The Hawaii Supreme Court on Tuesday ruled 4–1 to approve construction of a giant telescope that was halted in 2015 after Native Hawaiians protested building on the Big Island's summit, which is considered to be a sacred location and their birthplace.
The ruling is the latest development in a long-running controversy that has pitted the scientific community against Native Hawaiian groups.
Hawaii Attorney General Russell Suzuki said at a news conference Tuesday that it is possible to ask the court for a motion to reconsider in the next 10 days, after which the case could be appealed to the US Supreme Court.
The Thirty Meter Telescope is being constructed at the highest point in Hawaii at the top of Mauna Kea on the Big Island, where there are more than a dozen smaller telescopes, built starting in the 1960s, already in operation.
The summit of the Big Island is considered by astronomers to be one of the best locations in the world for a stargazing due to the height of Mauna Kea — it is the tallest point in the Pacific — and the geographical isolation of Hawaii, which minimizes light pollution. The $1.4-billion telescope will be 18 stories tall — the world's largest telescope — and visible from most parts of the Big Island. It will also be the most powerful in the world, capable of looking back 13 billion light years.
In October 2014, construction started on Mauna Kea, but it was met with protests by Native Hawaiians and environmentalists. Ancient Hawaiians considered all of the summits of Hawaii sacred, and Mauna Kea is part of their origin story, where they believe earth mother Papahānaumoku and sky father Wākea created the Hawaiian islands. Environmentalists have also said the summit is home to a fragile and unique ecosystem, and the only place where the already threatened wēkiu bug lives.
The protest movement was furthered by social media, with Game of Thrones actor Jason Momoa posting frequently against the telescope and others celebrities like Zoë Kravitz and Nicole Scherzinger joining in with "We Are Mauna Kea" images.
After 31 people were arrested for blocking the construction of the telescope, Hawaii Gov. David Ige temporarily halted the project in March 2015. Then that December, the state Supreme Court revoked the telescope's building permit, saying the land board's approval process was flawed.
Activists hoped that reconsidering the construction permit in the court system would stop the telescope, but last year a recommendation released by retired circuit court judge Riki May Amano said Hawaiian groups had failed to prove religious practices actually took place at the site prior to construction.

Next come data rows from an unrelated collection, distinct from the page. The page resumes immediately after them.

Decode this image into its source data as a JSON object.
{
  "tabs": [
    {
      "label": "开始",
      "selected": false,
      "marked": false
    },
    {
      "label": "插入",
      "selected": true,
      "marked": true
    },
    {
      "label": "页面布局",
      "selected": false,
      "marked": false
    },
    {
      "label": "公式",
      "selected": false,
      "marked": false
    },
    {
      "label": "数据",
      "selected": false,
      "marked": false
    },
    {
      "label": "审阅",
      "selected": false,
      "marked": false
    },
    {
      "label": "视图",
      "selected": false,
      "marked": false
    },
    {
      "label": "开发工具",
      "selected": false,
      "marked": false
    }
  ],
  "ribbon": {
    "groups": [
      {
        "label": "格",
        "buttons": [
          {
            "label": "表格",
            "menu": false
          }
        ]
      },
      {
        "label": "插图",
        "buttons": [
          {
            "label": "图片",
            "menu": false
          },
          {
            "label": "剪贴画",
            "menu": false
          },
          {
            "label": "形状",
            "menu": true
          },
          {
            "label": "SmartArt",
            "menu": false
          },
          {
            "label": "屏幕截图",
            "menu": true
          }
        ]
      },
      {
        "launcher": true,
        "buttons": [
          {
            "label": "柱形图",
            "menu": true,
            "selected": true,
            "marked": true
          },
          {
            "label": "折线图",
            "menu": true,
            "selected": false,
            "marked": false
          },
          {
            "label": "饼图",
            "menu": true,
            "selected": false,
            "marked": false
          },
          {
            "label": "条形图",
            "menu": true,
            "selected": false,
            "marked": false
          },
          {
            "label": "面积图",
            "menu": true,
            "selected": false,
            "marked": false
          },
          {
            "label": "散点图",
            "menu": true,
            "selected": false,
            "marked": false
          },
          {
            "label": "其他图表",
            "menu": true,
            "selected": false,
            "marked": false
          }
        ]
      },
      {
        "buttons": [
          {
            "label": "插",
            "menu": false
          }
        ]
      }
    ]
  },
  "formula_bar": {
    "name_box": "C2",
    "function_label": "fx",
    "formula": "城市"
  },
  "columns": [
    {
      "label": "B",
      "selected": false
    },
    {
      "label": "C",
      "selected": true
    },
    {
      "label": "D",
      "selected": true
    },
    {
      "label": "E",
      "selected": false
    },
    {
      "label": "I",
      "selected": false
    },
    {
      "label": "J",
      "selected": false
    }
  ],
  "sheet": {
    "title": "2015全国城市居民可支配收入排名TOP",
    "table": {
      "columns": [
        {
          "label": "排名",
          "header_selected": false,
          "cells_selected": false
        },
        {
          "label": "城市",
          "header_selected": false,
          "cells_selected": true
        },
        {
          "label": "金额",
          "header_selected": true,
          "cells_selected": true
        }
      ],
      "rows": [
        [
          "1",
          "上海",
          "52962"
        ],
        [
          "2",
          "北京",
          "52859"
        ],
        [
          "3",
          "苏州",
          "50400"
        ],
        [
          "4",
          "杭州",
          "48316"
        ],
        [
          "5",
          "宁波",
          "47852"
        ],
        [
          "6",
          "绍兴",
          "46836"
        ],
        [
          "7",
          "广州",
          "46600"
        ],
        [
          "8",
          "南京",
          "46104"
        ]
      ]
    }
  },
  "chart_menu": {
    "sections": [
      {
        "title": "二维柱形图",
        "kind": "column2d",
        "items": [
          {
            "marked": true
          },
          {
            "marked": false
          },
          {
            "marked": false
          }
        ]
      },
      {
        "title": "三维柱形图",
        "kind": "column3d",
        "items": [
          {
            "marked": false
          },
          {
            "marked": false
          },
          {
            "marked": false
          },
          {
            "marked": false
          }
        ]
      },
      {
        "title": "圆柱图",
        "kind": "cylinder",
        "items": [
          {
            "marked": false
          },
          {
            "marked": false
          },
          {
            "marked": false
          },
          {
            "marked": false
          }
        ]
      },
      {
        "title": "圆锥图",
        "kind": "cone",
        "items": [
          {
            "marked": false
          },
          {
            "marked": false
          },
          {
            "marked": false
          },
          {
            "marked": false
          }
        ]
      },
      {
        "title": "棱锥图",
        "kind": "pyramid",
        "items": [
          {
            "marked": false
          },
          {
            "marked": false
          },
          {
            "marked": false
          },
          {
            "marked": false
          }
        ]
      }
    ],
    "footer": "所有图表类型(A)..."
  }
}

She wrote that constitutional protection against "unreasonable interference with religious practices" does not protect against "interference with religious beliefs," and so she thought there wasn't enough to stop construction.
The case was then sent to the Board of Land and Natural Resources, which agreed to approve the construction permit. After that decision, the case was sent to Hawaii's Supreme Court, which affirmed the earlier decisions.
Tuesday's ruling stated that "Astronomy and Native Hawaiian uses on Mauna Kea have coexisted for many years and the TMT Project will not curtail or restrict Native Hawaiian use." The court added that the scientific discoveries made by the telescope would benefit everyone, including Native Hawaiians.
Ige said at Tuesday's news conference that he was "pleased" with the court's decision to issue the permit, adding that it "will allow Hawaii to continue to lead the world in astronomy."
TMT International Observatory Board of Governors Chair Henry Yang said in a statement that his organization is "grateful" for the decision to proceed with the telescope, adding that they still need to fulfill numerous requirements before starting construction.
KAHEA, a Hawaiian environmental group that has been against the telescope, said in a statement to BuzzFeed News that it is "disappointed" by the court's decision to allow construction "in a pristine area of Mauna Kea."
KAHEA also took issue with the opinion, saying it "wrongly relies on representations that there is 'no evidence' of Hawaiian cultural practices on the specific acreage proposed for the TMT."
"Thousands of Hawaiian cultural practitioners have affirmed the sacredness of the entirety of Mauna Kea. Thousands more have supported the protection of Mauna Kea from the TMT project. The court's opinion has done nothing to change this," the statement added. "We call on the university, Governor Ige, and TMT officers to put the well being of the people of Hawai`i first and to relocate their project away from Mauna Kea."